Secretariat recommends factual record for Montreal Technoparc submission by Secretariat of the Commission for Environmental Cooperation (CEC)
On 19 April, the Secretariat of the Commission for Environmental Cooperation (CEC) recommended to the CEC Council that a factual record be developed for the Montreal Technoparc submission (SEM-03-005), filed with the Secretariat on 14 August 2003, by five environmental nongovernmental organizations from Canada and the United States.
For close to a hundred years, the site where the Technoparc is located was part of a dump used for industrial and household waste. The City of Montreal now owns the site. The Submitters allege that polychlorinated biphenyls (PCBs), polycyclic aromatic hydrocarbons and other pollutants are seeping into the Saint Lawrence River from the Technoparc, in violation of s. 36(3) of the Fisheries Act, which prohibits—unless authorized by regulation—the deposit of a deleterious substance into water frequented by fish. The Submitters assert that Canada is failing to effectively enforce s. 36(3) in regard to these alleged violations.
In its response, Canada explains that in October 1998, Environment Canada issued a warning to the City of Montreal regarding the site, and since that time, Canada states that the Ministry has carried out twenty visual inspections of oil-containment booms at the site to make sure that the equipment for containing and recovering hydrocarbons is functioning properly. Following a request by some of the Submitters in April 2002, Environment Canada conducted an investigation for violation of s. 36(3) of the Fisheries Act. According to Canada, the investigation succeeded in gathering all the evidence required to establish an offense, except the identity of the person or persons responsible for the deposits. As a result, the Ministry decided to end its investigation. In 2002, the City proposed installing a system aimed at stopping substances present in a suspended phase from draining into the Saint Lawrence River. Canada states that Environment Canada expressed concerns about the capacity of such a system to contain substances present in a dissolved phase. In the response, Canada states that Environment Canada is in talks with the province of Quebec and the City of Montreal to find a comprehensive solution to the problem.

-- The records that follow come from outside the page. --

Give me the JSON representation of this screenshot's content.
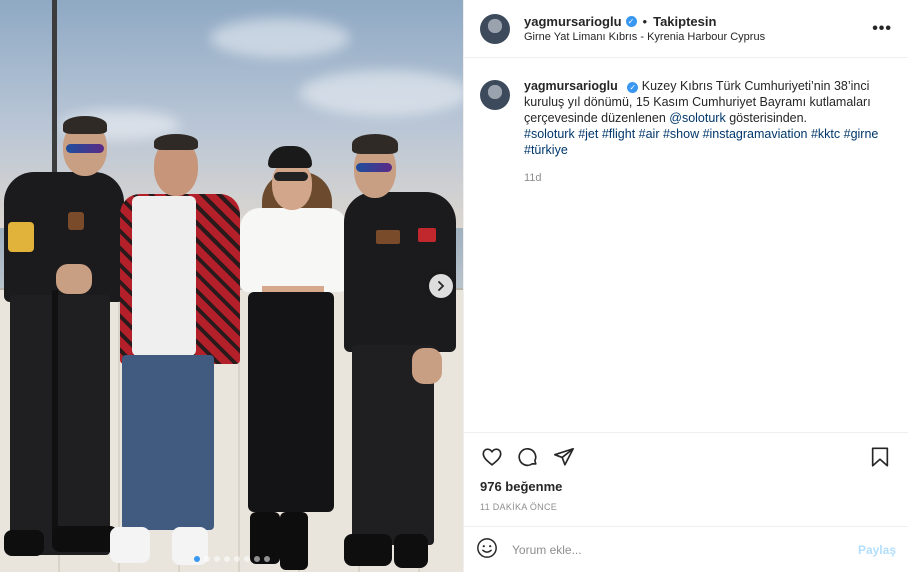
{
  "post": {
    "username": "yagmursarioglu",
    "follow_status": "Takiptesin",
    "location": "Girne Yat Limanı Kıbrıs - Kyrenia Harbour Cyprus",
    "caption": {
      "text_part1": "Kuzey Kıbrıs Türk Cumhuriyeti’nin 38’inci kuruluş yıl dönümü, 15 Kasım Cumhuriyet Bayramı kutlamaları çerçevesinde düzenlenen ",
      "mention": "@soloturk",
      "text_part2": " gösterisinden.",
      "hashtags": "#soloturk #jet #flight #air #show #instagramaviation #kktc #girne #türkiye"
    },
    "caption_age": "11d",
    "likes": "976 beğenme",
    "posted_ago": "11 DAKİKA ÖNCE",
    "comment_placeholder": "Yorum ekle...",
    "post_button": "Paylaş",
    "carousel": {
      "count": 8,
      "active_index": 0
    }
  },
  "colors": {
    "verified": "#3897f0",
    "link": "#00376b",
    "muted": "#8e8e8e",
    "post_disabled": "#b2dffc"
  },
  "icons": [
    "more-icon",
    "heart-icon",
    "comment-icon",
    "share-icon",
    "bookmark-icon",
    "emoji-icon",
    "chevron-right-icon",
    "verified-icon"
  ]
}
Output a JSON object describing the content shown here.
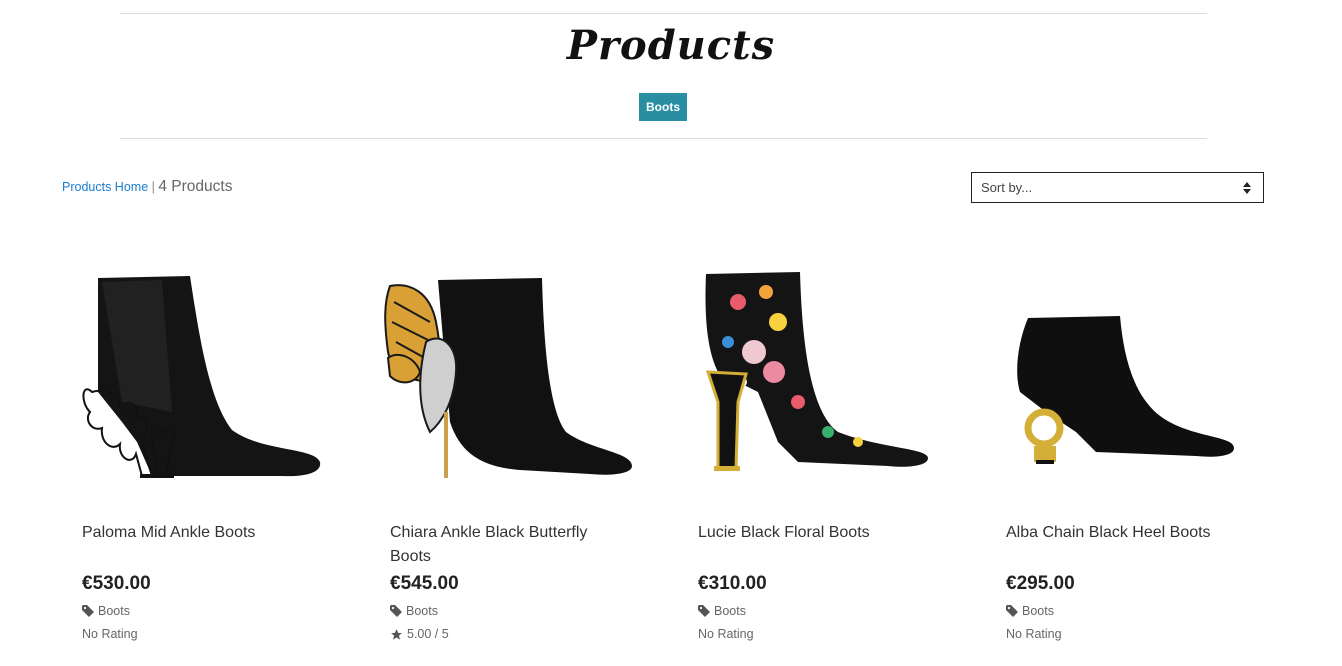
{
  "header": {
    "title": "Products",
    "category_badge": "Boots"
  },
  "breadcrumb": {
    "home_link": "Products Home",
    "separator": "|",
    "count": "4 Products"
  },
  "sort": {
    "label": "Sort by..."
  },
  "colors": {
    "accent": "#2a8ea3",
    "link": "#1a7fd1"
  },
  "products": [
    {
      "name": "Paloma Mid Ankle Boots",
      "price": "€530.00",
      "category": "Boots",
      "rating": "No Rating"
    },
    {
      "name": "Chiara Ankle Black Butterfly Boots",
      "price": "€545.00",
      "category": "Boots",
      "rating": "5.00 / 5"
    },
    {
      "name": "Lucie Black Floral Boots",
      "price": "€310.00",
      "category": "Boots",
      "rating": "No Rating"
    },
    {
      "name": "Alba Chain Black Heel Boots",
      "price": "€295.00",
      "category": "Boots",
      "rating": "No Rating"
    }
  ]
}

After reviewing the submission in light of Canada’s response, the Secretariat recommended a factual record to develop and present information regarding the following matters in relation to whether Canada is failing to effectively enforce section 36(3) of the Fisheries Act in regard to deposits of deleterious substances from the area of the Montreal Technoparc site to the Saint Lawrence River:

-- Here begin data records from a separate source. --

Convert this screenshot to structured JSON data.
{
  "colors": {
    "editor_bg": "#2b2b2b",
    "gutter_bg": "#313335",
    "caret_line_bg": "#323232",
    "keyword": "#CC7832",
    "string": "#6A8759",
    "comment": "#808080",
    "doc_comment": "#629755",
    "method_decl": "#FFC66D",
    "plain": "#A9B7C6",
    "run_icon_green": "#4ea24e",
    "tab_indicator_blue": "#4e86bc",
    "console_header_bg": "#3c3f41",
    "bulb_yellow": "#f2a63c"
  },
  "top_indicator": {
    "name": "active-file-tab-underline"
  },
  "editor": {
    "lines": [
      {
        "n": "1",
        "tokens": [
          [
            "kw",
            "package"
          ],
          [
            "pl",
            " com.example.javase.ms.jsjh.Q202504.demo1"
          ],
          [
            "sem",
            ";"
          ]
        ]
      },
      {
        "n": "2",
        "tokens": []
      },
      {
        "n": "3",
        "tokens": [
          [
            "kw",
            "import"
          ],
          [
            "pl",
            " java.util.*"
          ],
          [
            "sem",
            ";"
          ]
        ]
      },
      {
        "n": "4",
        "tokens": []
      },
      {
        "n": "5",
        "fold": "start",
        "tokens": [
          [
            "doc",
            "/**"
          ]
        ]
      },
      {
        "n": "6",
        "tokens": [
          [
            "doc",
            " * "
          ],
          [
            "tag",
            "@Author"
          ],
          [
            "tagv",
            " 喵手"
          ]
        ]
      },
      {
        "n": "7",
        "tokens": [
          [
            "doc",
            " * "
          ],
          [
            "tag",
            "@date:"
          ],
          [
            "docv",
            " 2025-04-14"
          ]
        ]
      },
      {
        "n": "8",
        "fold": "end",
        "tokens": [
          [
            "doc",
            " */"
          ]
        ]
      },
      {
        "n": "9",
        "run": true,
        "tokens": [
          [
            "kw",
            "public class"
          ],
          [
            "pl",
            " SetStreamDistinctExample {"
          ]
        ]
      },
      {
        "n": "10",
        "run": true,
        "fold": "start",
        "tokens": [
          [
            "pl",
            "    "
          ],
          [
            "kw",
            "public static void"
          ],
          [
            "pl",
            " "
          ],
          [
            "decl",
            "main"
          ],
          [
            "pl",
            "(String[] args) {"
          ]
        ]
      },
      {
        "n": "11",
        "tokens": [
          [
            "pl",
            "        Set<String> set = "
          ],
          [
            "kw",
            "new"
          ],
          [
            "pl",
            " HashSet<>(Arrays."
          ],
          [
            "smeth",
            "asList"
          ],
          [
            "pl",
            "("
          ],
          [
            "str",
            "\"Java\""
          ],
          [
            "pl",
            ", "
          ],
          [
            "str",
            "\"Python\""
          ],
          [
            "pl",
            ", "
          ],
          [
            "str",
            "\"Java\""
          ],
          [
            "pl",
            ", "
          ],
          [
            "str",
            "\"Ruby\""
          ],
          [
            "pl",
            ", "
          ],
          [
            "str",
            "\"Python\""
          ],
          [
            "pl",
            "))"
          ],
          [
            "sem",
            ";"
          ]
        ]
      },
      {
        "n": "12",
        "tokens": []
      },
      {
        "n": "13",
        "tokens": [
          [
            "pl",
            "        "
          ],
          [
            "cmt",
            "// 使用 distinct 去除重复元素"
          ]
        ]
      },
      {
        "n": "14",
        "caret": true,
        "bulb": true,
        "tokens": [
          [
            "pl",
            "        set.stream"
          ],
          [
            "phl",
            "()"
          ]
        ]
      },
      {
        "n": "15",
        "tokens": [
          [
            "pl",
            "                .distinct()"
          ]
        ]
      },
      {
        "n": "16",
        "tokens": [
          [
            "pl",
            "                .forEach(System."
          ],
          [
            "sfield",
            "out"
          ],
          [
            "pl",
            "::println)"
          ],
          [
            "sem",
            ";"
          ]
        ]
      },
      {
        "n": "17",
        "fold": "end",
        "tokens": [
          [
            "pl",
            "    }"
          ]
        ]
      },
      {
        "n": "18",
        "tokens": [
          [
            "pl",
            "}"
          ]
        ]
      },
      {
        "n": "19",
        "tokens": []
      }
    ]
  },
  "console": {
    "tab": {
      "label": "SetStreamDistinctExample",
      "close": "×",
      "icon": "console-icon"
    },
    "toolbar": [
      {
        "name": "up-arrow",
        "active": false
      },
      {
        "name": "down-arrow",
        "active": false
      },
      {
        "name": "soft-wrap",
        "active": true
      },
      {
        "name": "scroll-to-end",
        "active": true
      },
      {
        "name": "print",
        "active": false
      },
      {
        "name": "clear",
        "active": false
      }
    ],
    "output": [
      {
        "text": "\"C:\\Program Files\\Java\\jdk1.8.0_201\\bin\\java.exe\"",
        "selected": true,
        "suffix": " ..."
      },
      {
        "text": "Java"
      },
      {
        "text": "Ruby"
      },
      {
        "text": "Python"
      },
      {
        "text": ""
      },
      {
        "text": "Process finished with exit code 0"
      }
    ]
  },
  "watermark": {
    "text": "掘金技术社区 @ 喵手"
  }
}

- Environment Canada’s use of inspections and a warning as enforcement tools in connection with ongoing deposits;
- the lead-up to and timing of Environment Canada’s decision to undertake an investigation in response to a request from members of the public;
- characteristics and fate of chemical contamination in the sector of the Montreal Technoparc;

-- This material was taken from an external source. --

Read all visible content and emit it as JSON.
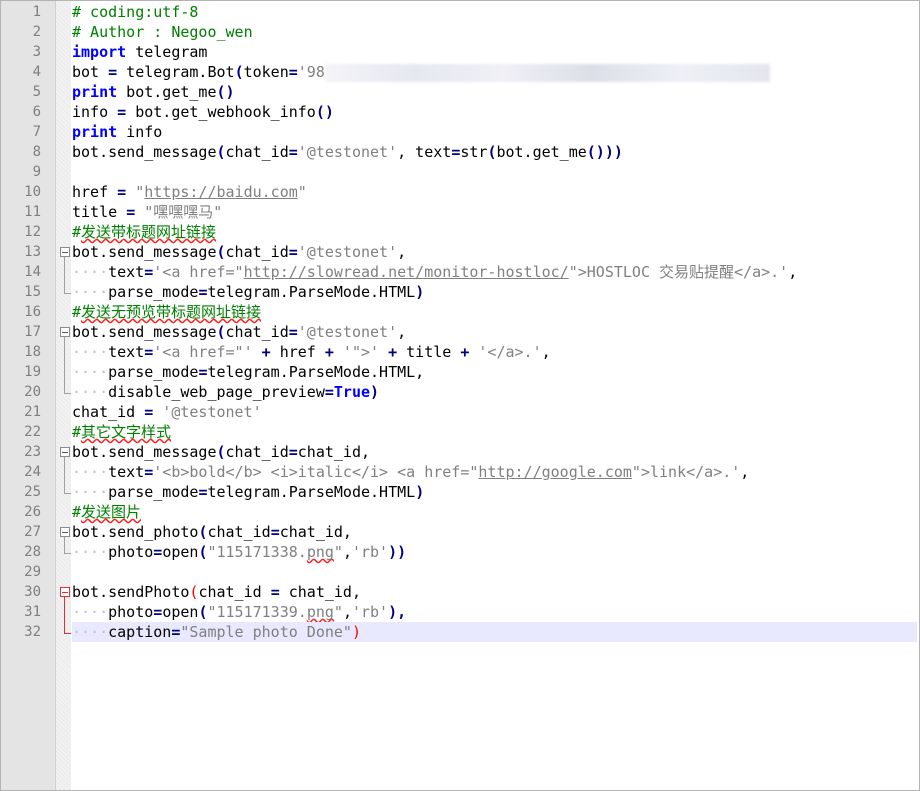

- effectiveness and cost of oil containment and pumping system(s) in place since the early 1990s;
- availability and cost of options for addressing pollution of fish-bearing waters from heterogeneous contaminated sites such as the sector of the Montreal Technoparc;
- evidence needed to lay charges for an infraction of section 36(3) of the Fisheries Act in the case of multi-owner contaminated sites such as the Montreal Technoparc;
- considerations of the Attorney General in making its determinations in regard to the Montreal Technoparc site, as appropriate;
- the ecotoxicological study carried out in 2002, in regard to enforcement of section 36(3);
- effects of divided ownership in the Technoparc sector on success of enforcement efforts; effects, if any, of Environment Canada technical actions and advice on success of enforcement efforts;
- ongoing discussions between Environment Canada, the Quebec Ministry of the Environment, the city of Montreal, and owners of others sites in the sector; and
- compliance promotion efforts following the decision not to seek charges.The CEC Secretariat informed the Council of its determination on 19 April 2004, and now, five business days later, is able to provide public notification of the determination and to present its reasons in the public registry. The full text of the submission, Canada’s response and the Secretariat’s factual record recommendations are available on the CEC web site, at <www.cec.org/citizen>.
Article 14 of the North American Agreement on Environmental Cooperation (NAAEC) provides that the CEC Secretariat may consider a submission from any person or nongovernmental organization asserting that a Party to the NAAEC is failing to effectively enforce an environmental law. Where the Secretariat determines that the NAAEC Article 14(1) criteria are met, it may then proceed with a process that can lead to the development of a factual record on the matter.
The CEC was established under the NAAEC to address environmental issues in North America from a continental perspective, with a particular focus on those arising in the context of liberalized trade. The CEC Council, the organization’s governing body, is composed of the top environment officials of Canada, Mexico and the United States.